In the entries below, find each line with the word "offset" and pull it out.
BEGIN Material for this exercise
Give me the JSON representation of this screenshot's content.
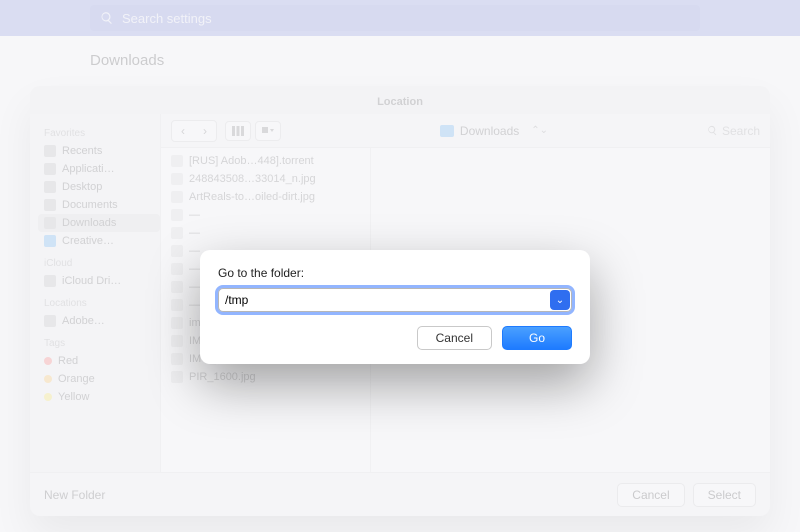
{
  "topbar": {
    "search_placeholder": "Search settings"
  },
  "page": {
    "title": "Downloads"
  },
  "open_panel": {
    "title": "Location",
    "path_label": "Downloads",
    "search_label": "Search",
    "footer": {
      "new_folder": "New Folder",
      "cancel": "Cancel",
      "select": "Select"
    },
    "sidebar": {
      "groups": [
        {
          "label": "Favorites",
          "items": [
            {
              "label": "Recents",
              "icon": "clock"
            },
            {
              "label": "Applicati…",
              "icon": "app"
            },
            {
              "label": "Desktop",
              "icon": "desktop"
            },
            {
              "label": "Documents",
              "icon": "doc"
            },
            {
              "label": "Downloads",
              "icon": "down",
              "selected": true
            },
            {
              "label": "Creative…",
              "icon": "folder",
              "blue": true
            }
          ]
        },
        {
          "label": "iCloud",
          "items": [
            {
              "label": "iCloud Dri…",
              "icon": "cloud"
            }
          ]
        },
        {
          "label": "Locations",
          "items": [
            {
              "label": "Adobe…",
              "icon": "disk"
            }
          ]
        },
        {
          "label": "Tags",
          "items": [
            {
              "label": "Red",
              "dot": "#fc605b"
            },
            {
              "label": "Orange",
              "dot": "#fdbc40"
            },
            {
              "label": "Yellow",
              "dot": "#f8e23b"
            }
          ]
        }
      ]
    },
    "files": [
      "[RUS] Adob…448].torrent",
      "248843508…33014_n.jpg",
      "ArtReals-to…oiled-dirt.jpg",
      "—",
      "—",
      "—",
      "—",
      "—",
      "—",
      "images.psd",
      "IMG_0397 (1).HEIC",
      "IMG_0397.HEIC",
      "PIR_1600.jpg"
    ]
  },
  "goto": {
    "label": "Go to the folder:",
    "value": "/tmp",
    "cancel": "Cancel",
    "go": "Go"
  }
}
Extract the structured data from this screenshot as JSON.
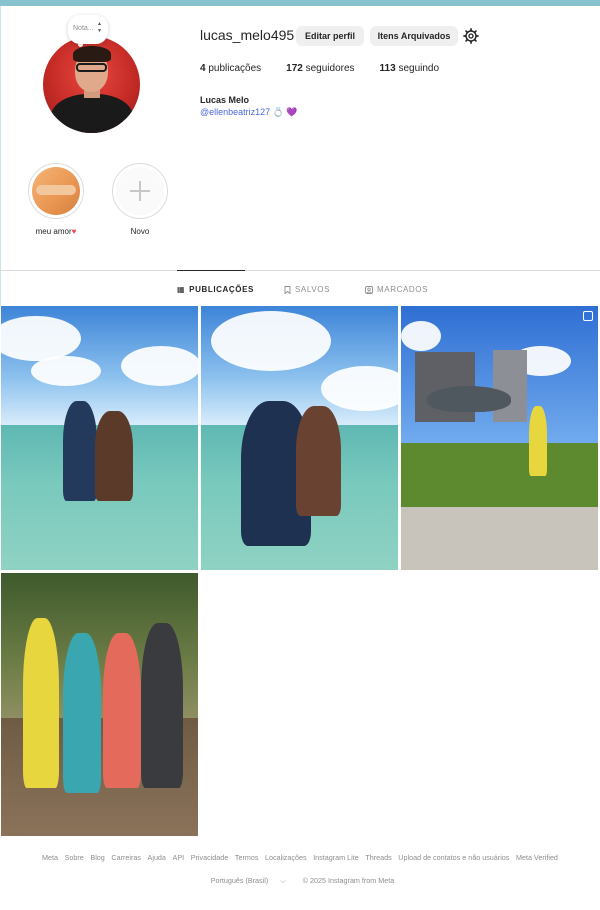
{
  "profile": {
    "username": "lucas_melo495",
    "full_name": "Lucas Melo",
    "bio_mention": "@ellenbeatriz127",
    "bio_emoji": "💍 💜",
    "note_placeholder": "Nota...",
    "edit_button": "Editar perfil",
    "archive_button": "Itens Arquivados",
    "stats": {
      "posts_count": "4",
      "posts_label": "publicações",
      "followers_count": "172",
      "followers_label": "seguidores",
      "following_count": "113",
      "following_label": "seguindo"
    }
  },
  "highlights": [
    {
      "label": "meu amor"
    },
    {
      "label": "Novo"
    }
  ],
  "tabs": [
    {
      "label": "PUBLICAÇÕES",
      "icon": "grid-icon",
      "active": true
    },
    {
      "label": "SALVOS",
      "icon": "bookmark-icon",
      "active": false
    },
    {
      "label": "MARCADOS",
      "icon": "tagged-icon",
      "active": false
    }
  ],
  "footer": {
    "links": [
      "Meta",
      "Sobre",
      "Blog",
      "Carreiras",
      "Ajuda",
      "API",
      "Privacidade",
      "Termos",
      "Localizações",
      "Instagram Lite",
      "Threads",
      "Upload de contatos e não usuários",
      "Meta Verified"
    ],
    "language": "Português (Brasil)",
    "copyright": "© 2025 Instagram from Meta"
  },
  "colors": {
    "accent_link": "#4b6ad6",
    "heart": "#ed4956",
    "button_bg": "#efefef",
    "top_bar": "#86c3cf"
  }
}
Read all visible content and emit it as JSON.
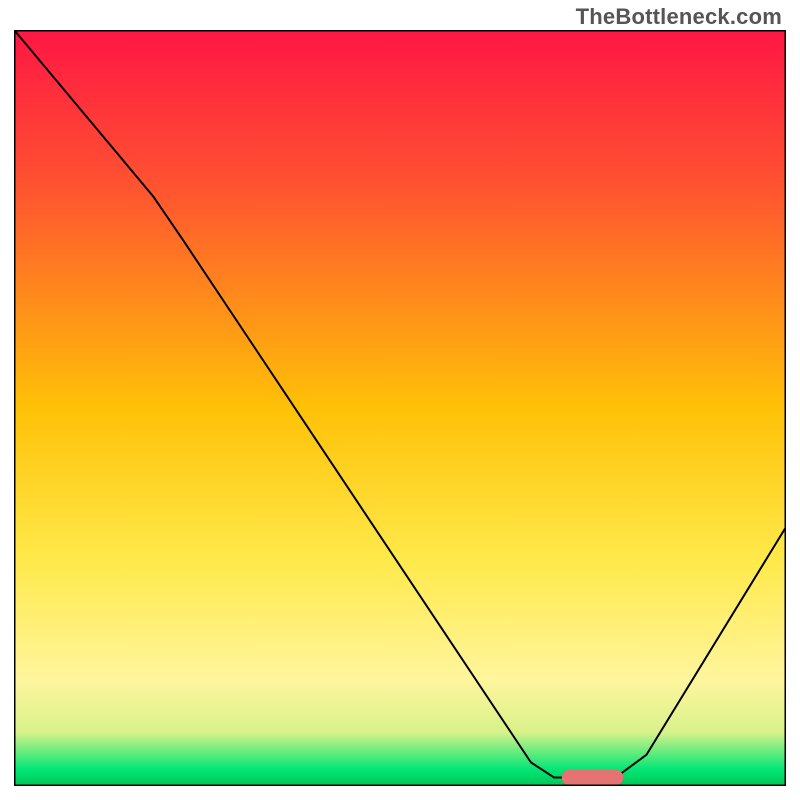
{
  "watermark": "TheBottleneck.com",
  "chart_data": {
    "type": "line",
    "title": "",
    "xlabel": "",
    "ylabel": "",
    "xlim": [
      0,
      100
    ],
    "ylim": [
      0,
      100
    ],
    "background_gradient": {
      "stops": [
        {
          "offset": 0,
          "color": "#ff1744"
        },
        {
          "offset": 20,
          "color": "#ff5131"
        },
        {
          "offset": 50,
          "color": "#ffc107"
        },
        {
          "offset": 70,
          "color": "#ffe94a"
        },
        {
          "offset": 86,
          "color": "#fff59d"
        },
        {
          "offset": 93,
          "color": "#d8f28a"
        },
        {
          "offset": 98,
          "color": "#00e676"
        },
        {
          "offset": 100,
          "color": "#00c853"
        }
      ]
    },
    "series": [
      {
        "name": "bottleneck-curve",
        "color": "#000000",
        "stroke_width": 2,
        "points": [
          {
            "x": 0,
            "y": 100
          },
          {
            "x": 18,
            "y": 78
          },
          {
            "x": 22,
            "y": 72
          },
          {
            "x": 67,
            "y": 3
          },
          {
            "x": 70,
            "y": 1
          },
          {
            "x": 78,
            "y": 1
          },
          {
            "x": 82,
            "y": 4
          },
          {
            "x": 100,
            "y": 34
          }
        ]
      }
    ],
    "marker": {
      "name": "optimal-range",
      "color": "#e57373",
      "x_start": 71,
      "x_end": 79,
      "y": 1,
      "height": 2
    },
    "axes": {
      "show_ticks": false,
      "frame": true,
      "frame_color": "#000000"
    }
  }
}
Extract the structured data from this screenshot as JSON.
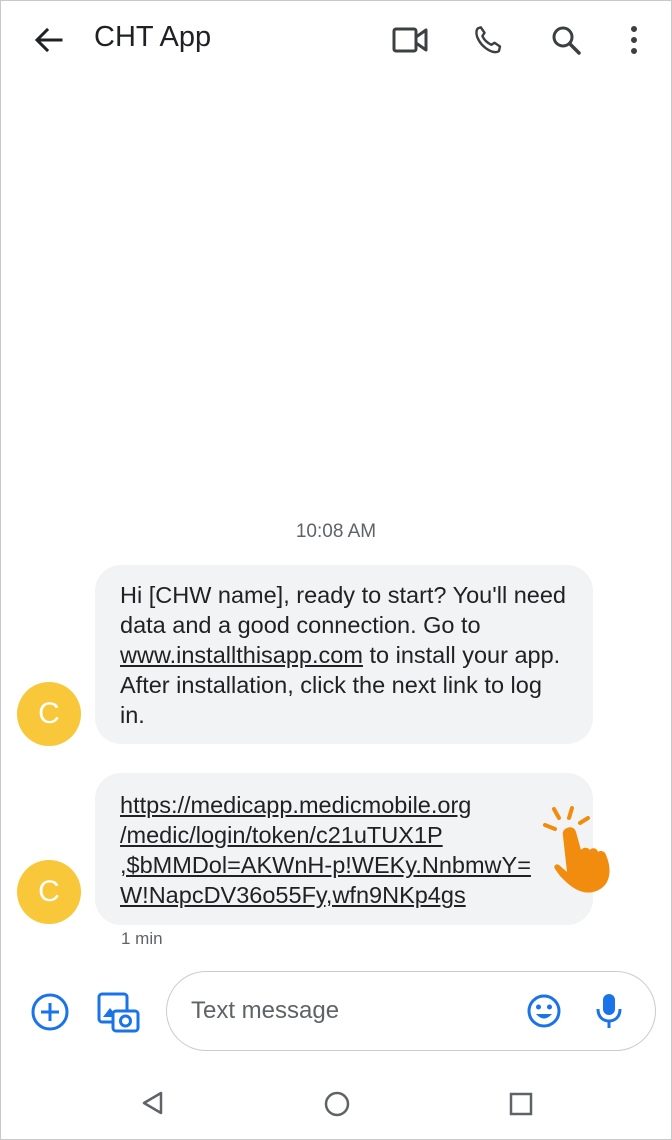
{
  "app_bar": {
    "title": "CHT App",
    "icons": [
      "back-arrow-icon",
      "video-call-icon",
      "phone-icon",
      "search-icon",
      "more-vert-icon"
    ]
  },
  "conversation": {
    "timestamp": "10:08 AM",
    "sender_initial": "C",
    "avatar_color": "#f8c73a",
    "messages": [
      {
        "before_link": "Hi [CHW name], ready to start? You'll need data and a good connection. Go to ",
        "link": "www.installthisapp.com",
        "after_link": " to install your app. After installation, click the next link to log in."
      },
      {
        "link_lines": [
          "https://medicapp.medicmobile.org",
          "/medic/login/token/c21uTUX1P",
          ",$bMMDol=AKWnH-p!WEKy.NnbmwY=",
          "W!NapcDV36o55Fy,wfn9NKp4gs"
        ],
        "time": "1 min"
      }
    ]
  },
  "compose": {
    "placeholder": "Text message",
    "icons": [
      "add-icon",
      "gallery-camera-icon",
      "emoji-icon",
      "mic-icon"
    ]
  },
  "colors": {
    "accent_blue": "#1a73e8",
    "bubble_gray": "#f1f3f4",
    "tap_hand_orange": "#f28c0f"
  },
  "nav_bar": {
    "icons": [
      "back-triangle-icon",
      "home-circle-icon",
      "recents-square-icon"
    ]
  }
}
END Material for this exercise
:: Finished task ::
          "offset": 0,
          "offset": 20,
          "offset": 50,
          "offset": 70,
          "offset": 86,
          "offset": 93,
          "offset": 98,
          "offset": 100,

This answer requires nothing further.